Professor Ryan Christensen explored the metaphysical possibilities of time travel at the Philosophy Lecture Series.
PROVO, Utah (Feb. 16, 2017)—For centuries, the concept of time travel has captured the human imagination. From the ever-popular Doctor Who TV show to books like Washington Irving’s Rip Van Winkle or Madeleine l’Engle’s A Wrinkle in Time, it’s evident that we as a society are still fascinated with the potential implications of time travel.
Philosophy professor Ryan Christensen tackled the topic of time travel as part of the Philosophy Lecture Series. “I’m not asking whether it’s physically possible,” Christensen clarified. “I’m asking whether it’s metaphysically possible – does it even make sense to talk about time travel?”
He started out defining time travel, imagining the chair at the front of the room was his “time machine.” “I get in my time machine. I’m going to wait. And now, it’s five seconds later [when I get out of the chair]. That is not time travel.” The kind of time travel Christensen references is the difference between internal and external time. He used the following diagrams to illustrate:
“These lines represent external time, and the circles represent your own time.” In other words, every time someone internally perceives one second passing, the same amount of time passes externally.
“But if you fast forward,” Christensen continued, “then your time, and the time that’s measured by the clock on the wall and other people around you are no longer in sync.” In his diagram, for each two seconds that pass externally, the person fast-forwarding time would only internally experience one second. He said, “If I pushed fast forward and you were watching me, it would look like I was going slowly.”
Christensen then introduced what he calls “slow forward,” which represents internal time moving more quickly than external time. He described how in that scenario, everything external would slow down, including the air molecules, making them feel like liquid instead of gas. “I think that’s one difficulty with this kind of time travel,” Christensen concluded. “You wouldn’t really be able to move your body through the external world.”
Christensen proposed the difficulty of determining what separates internal and external time. “If the boundary is on your skin, imagine what that would feel like [if time were frozen]. You’d be submersed in frozen nitrogen.” He suggested that one option was putting the line further in, between mind and body.
He brought up an interesting phenomenon that would occur if time travel did involve physical bodies – the collision of two of the same person at one point in time as time rewinds. At that point, he explained, “my body as it’s going forward is in the same physical location as my body going backward.” This kind of rewinding time, called Putnam time travel, gives rise to the presence of two or three sets of the same people at one point in time – one set going forward, one rewinding, and a third going forward after having gone back in time.
Many of these metaphysical issues can be solved by portals – “wormholes are the scientific way of talking about this,” Christensen said. “[They] connect two space-time points.” Stepping from one moment of time to another is easier than rewinding or fast forwarding – there are not multiple of the same person, the air-friction dilemma is solved, and there is no discrepancy between internal and external time before or after entering the portal.
But if you can get to the past through a wormhole, what about what you do once you get there?
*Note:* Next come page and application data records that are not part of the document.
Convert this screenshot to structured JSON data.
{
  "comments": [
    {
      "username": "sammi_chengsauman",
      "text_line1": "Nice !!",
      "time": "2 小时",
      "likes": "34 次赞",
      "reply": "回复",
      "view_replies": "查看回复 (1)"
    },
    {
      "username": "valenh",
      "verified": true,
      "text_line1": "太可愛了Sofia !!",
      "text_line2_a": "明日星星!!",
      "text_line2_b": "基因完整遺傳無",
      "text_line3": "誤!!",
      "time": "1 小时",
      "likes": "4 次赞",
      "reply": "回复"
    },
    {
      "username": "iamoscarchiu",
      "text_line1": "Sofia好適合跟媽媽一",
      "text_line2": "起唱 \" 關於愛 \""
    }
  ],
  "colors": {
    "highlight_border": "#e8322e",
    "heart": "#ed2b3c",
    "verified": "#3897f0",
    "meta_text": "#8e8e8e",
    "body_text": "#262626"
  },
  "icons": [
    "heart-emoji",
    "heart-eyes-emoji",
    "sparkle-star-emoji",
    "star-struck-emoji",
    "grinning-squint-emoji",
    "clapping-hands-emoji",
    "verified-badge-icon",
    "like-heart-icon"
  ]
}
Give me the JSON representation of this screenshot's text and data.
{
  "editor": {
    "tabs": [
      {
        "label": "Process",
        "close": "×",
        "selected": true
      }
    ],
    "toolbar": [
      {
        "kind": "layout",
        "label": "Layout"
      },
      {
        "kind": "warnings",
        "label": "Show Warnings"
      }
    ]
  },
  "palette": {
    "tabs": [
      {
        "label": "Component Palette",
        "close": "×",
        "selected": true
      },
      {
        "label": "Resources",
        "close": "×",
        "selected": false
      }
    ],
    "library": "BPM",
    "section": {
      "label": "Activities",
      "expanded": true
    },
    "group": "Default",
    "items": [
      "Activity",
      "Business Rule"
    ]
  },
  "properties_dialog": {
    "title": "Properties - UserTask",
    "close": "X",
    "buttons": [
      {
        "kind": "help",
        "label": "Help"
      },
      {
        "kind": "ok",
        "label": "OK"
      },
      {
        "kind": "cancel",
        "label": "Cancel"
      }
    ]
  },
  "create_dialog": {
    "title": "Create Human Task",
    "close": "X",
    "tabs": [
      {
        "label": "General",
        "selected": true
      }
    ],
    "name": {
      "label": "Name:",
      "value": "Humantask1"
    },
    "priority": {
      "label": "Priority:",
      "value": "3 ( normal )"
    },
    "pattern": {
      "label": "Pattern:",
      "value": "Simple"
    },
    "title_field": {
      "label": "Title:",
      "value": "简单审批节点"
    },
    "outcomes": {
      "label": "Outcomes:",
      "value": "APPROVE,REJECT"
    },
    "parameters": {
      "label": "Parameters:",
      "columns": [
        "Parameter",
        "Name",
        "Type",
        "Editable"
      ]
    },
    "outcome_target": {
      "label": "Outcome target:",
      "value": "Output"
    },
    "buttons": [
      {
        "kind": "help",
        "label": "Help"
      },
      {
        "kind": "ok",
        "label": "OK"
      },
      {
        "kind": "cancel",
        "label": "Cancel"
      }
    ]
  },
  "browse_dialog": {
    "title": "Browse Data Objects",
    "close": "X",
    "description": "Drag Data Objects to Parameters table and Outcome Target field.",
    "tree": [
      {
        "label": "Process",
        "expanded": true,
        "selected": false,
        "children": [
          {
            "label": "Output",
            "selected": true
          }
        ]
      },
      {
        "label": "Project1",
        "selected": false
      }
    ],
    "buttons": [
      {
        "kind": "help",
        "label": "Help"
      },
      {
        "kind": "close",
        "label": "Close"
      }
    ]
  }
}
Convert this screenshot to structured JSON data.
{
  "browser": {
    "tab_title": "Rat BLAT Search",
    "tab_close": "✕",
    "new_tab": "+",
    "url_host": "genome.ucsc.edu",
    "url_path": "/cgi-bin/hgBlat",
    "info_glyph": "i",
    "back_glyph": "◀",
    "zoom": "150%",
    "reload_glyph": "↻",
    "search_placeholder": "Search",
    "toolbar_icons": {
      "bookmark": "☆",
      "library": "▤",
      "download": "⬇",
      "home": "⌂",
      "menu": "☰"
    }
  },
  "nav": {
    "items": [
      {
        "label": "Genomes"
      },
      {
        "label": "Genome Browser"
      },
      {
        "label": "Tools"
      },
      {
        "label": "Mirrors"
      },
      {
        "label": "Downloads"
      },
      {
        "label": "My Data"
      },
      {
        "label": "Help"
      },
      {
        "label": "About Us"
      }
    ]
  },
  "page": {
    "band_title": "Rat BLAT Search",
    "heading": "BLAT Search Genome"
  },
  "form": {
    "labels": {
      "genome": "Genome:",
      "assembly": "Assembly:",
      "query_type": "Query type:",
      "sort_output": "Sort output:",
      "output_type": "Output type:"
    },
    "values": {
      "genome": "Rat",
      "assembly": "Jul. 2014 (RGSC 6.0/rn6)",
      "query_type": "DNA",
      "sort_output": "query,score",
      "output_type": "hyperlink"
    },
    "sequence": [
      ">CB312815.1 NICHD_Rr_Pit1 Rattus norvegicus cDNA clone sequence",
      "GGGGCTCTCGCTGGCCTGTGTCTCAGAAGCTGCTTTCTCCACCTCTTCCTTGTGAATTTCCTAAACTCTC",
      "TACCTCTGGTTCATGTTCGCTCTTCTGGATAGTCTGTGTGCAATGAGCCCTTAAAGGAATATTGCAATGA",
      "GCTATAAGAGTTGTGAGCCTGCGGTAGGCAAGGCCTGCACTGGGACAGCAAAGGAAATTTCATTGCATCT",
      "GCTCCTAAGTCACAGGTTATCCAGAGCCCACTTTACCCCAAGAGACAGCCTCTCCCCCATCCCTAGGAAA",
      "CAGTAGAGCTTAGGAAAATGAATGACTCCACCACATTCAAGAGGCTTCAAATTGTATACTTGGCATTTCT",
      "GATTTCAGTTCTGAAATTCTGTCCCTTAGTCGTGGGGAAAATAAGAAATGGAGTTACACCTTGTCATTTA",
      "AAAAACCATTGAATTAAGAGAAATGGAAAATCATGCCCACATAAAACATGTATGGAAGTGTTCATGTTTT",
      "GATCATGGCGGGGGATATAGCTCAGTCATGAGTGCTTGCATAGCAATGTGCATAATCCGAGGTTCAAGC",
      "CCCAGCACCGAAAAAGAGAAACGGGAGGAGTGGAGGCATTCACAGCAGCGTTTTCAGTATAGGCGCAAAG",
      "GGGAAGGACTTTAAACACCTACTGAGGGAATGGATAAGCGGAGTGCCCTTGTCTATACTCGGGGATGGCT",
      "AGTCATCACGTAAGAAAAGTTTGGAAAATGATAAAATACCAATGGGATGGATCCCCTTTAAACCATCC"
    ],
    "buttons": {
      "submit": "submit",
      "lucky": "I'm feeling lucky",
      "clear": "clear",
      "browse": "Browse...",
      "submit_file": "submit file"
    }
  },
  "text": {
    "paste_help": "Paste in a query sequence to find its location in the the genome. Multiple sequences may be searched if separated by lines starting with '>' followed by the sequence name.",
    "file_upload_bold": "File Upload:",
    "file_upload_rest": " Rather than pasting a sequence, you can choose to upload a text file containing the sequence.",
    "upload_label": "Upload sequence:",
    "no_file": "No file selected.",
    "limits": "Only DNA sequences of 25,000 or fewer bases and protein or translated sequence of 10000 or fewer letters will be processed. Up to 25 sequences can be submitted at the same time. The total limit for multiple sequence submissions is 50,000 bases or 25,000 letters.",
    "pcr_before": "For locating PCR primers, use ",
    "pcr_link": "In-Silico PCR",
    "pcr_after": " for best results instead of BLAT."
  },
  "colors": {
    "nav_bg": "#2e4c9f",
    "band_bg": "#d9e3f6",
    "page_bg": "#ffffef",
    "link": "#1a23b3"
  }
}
This is called the grandfather paradox – if you hypothetically traveled to the past and killed your grandfather before he had children, which would be the “real” past? The one where he died without children or grandchildren, or the one where he didn’t, which eventually led to you? “Any change in the past would be a contradiction,” Christensen concluded. “When you go back to change the past, you can’t do it, because it’s already happened.” But what could stop you from killing your grandfather if you did arrive in the past? Philosophers say that “banana peels” – Normal things that stop someone from doing something, like slipping on a banana peel– would be responsible for stopping you.
The last concept Christensen explored was the concept of future time as a garden of forking paths, given birth in Borges’ short story of the same name. In this way of thinking, the future is not defined; there are innumerable possible futures, and the “real” future of an individual is the one he or she creates through their choices. This makes time travel to the future difficult because the “real” future hasn’t been created – what future does the time traveler end up in – will that future ever be realized? Christensen again asked the question, “Is time travel possible?” He followed the question with the opinion, “It seems very costly to believe that it is.”
—Olivia Madsen (B.A. French language, ’18)
Olivia covers events for the Philosophy Department of the College of Humanities. She is a senior pursuing a degree in French language with a minor in international development.